Junior is a computer chess program written by the Israeli programmers Amir Ban and Shay Bushinsky. Grandmaster Boris Alterman assisted, in particular with the opening book. Junior can take advantage of multiple processors, taking the name Deep Junior when competing this way in tournaments.
According to Bushinsky, one of the innovations of Junior over other chess programs is the way it counts moves. Junior counts orthodox, ordinary moves as two moves, while it counts interesting moves as only one move, or even less. In this way interesting variations are analyzed more meticulously than less promising lines. This seems to be a generalization of search extensions already used by other programs.

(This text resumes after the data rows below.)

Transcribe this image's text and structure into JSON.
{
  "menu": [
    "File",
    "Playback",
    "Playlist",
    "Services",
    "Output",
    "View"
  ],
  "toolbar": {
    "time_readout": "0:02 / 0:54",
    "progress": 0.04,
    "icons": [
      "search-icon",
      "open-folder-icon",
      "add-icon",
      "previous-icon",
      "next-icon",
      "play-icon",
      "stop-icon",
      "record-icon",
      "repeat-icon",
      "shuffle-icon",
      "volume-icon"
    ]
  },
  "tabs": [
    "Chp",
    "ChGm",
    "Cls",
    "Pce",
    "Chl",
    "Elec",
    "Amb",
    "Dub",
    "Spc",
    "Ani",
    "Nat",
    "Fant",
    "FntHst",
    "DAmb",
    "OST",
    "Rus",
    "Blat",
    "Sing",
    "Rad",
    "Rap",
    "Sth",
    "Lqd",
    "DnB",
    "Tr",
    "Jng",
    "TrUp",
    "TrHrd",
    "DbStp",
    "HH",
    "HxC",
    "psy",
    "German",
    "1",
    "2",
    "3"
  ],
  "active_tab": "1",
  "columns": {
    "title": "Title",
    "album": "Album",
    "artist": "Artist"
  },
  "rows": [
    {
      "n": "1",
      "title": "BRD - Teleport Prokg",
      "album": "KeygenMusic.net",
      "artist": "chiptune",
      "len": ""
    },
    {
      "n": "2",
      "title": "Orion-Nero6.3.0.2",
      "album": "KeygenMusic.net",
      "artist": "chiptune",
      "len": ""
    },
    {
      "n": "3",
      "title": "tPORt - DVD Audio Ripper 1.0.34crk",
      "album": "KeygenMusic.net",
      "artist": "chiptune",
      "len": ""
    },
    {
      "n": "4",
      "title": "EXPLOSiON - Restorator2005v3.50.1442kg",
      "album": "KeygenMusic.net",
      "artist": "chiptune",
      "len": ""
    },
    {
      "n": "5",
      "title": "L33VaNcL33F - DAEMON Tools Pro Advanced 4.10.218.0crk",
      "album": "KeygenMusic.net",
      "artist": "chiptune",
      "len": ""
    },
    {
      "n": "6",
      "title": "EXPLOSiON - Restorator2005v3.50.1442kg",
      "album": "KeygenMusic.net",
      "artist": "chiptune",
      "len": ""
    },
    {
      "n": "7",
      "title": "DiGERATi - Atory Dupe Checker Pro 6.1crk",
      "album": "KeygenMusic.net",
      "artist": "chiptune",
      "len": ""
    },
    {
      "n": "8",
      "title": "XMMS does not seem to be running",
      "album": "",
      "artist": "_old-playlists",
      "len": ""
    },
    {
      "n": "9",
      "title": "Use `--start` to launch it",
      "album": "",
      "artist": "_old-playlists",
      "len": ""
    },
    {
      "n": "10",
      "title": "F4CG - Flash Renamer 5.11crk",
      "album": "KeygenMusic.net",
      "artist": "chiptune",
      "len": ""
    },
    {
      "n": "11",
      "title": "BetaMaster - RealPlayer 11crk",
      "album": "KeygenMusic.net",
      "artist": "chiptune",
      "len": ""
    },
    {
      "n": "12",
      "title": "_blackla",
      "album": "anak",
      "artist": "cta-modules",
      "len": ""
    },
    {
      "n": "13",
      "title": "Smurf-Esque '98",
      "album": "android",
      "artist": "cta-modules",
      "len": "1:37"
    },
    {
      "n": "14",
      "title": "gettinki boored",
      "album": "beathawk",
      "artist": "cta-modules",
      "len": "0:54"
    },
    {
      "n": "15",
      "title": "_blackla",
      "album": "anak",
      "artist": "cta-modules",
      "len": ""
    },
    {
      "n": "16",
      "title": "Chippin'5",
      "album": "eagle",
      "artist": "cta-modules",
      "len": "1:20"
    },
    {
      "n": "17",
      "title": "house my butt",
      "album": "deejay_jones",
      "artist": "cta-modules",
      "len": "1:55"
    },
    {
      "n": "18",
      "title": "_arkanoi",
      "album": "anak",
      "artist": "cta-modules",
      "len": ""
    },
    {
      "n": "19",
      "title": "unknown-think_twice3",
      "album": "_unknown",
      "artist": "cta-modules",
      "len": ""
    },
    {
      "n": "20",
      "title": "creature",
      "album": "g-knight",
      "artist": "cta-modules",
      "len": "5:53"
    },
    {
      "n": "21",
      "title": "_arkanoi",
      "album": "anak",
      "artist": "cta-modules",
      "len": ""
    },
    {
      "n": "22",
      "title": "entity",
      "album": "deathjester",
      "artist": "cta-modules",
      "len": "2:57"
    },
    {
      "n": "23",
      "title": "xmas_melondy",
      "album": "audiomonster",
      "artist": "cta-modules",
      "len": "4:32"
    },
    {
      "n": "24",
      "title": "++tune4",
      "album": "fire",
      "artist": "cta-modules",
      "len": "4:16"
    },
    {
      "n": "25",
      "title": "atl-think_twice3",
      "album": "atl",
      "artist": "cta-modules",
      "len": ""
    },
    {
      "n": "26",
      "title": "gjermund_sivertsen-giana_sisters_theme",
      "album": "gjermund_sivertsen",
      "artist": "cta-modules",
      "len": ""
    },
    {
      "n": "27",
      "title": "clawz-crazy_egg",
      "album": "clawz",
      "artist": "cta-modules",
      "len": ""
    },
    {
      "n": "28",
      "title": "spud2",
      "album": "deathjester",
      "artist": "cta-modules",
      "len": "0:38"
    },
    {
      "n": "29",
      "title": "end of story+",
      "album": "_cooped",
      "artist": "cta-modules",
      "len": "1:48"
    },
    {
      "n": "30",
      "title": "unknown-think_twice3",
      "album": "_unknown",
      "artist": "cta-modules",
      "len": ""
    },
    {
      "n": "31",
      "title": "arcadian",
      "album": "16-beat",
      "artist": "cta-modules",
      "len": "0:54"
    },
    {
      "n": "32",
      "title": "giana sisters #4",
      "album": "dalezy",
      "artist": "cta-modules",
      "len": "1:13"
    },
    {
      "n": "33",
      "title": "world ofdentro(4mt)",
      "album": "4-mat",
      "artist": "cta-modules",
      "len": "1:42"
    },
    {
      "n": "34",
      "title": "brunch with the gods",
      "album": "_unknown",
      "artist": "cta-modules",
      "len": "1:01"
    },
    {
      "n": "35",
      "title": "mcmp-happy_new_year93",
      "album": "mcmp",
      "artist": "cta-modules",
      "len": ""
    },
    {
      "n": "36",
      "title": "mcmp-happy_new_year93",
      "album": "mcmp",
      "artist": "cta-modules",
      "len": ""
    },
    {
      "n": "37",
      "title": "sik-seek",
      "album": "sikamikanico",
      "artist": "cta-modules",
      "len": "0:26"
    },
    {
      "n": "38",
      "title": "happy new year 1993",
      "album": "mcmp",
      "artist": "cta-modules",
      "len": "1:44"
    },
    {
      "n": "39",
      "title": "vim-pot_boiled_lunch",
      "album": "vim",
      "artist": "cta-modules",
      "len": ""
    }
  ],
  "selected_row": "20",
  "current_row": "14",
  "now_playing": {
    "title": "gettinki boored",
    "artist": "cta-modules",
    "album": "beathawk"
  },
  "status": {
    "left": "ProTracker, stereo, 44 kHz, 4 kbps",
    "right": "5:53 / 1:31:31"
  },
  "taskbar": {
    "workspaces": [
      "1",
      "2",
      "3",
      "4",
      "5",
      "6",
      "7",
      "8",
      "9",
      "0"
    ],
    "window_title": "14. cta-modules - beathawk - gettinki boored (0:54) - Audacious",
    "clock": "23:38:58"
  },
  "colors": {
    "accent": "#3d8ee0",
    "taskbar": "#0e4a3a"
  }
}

Another approach its designers claim to use is 'opponent modeling'; Junior might play moves that are not objectively the strongest but that exploit the weaknesses of the opponent. According to Don Dailey ″It has some evaluation that can sting if it's in the right situation—that no other program has.″
In 2003 Deep Junior played a six-game match against Garry Kasparov, which resulted in a 3–3 tie.
It won a 2006 rapid game against Teimour Radjabov.
In June 2007, Deep Junior won the "ultimate computer chess challenge" organized by FIDE, defeating Deep Fritz 4–2. These programs opted out of the World Computer Chess Championship, which was held at the same time and won by Rybka with a score of 10/11.
Junior won the World Microcomputer Chess Championship in 1997 and 2001 and the World Computer Chess Championship in 2002, 2004, 2006, 2009, 2011 and 2013; both organized by the International Computer Games Association.
- Maccorduck, Pamela (2004). Machines Who Think: A Personal Inquiry Into the History and Prospects of Artificial Intelligence. A K Peters, Ltd. p. 482. ISBN 1-56881-205-1.
- TCEC, November, 11 2013: Don Dailey (Komodo) (Season 2 Participant) ″Junior is not super strong, but it's super dangerous—if that makes any sense. It has some evaluation that can sting if it's in the right situation—that no other program has.″